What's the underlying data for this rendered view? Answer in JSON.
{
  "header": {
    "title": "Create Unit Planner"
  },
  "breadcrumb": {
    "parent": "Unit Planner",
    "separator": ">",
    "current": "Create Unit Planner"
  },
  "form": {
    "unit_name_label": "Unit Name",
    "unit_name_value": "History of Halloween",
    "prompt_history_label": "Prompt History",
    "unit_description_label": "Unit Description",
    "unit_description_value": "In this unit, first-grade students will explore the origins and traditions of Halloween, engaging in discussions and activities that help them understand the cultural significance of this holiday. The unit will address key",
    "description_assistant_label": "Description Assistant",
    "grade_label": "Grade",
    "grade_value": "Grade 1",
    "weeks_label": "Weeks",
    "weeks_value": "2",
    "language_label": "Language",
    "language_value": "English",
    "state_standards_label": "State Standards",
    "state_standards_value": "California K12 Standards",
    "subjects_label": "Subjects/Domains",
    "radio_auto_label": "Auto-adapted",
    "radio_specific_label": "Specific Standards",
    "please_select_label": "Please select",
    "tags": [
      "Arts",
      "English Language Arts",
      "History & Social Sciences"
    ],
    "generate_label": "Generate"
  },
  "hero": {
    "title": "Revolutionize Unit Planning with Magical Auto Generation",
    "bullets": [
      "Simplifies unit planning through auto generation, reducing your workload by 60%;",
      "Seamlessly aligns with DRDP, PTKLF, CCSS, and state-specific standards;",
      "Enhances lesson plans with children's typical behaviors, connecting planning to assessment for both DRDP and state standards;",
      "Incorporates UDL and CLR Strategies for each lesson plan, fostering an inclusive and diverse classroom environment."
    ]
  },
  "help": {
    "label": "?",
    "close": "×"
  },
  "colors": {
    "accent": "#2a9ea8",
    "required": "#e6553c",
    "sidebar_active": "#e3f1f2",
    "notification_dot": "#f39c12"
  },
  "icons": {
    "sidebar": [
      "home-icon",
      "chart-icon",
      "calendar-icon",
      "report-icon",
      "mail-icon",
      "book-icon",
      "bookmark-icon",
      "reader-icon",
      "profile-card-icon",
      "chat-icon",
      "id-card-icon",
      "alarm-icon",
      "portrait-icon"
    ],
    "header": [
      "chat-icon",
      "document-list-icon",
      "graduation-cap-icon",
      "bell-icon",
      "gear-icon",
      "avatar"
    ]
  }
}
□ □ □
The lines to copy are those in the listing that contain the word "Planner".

* _RESULT OF THE EXERCISE_
    "title": "Create Unit Planner"
    "parent": "Unit Planner",
    "current": "Create Unit Planner"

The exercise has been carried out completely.